• _Problem to solve_
Go through the listing below and say how many lines contain "Deus"; write nothing but the number.

• _Supplied records_

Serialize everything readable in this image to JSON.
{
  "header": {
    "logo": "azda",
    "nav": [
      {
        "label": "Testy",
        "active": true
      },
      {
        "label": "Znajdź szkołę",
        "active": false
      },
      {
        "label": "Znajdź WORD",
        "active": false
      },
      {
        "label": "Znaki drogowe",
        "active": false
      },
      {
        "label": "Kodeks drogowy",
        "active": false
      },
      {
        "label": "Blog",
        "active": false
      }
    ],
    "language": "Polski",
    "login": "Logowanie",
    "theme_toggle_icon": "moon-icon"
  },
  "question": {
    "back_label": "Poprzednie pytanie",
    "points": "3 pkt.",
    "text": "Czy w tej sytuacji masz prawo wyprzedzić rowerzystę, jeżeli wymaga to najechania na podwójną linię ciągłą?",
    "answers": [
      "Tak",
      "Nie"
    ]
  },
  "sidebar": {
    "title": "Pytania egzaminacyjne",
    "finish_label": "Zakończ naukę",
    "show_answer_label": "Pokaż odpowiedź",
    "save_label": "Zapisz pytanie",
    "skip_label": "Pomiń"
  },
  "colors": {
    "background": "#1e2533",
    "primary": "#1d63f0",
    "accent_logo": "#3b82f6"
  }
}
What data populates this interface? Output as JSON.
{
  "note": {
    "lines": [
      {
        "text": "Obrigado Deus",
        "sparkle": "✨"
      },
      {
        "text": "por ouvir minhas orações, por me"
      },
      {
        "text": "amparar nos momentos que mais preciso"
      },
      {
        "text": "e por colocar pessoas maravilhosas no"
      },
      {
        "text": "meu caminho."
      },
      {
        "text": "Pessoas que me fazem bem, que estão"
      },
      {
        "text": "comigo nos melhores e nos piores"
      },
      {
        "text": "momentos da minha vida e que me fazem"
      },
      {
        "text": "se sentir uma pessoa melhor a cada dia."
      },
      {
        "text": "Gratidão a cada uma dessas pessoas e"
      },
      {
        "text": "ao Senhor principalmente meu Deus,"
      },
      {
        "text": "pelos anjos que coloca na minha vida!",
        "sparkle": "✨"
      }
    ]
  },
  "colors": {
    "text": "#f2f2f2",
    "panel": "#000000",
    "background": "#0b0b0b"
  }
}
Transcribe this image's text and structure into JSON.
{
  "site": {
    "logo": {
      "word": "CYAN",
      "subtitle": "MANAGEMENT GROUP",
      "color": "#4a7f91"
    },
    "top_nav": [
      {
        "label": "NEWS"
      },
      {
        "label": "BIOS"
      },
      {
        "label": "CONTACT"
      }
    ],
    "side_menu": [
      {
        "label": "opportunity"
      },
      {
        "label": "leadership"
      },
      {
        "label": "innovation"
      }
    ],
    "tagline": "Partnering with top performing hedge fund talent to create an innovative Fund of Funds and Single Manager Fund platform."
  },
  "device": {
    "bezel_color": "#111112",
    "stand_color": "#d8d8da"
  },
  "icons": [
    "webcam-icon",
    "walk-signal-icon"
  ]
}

• _Task solution_
2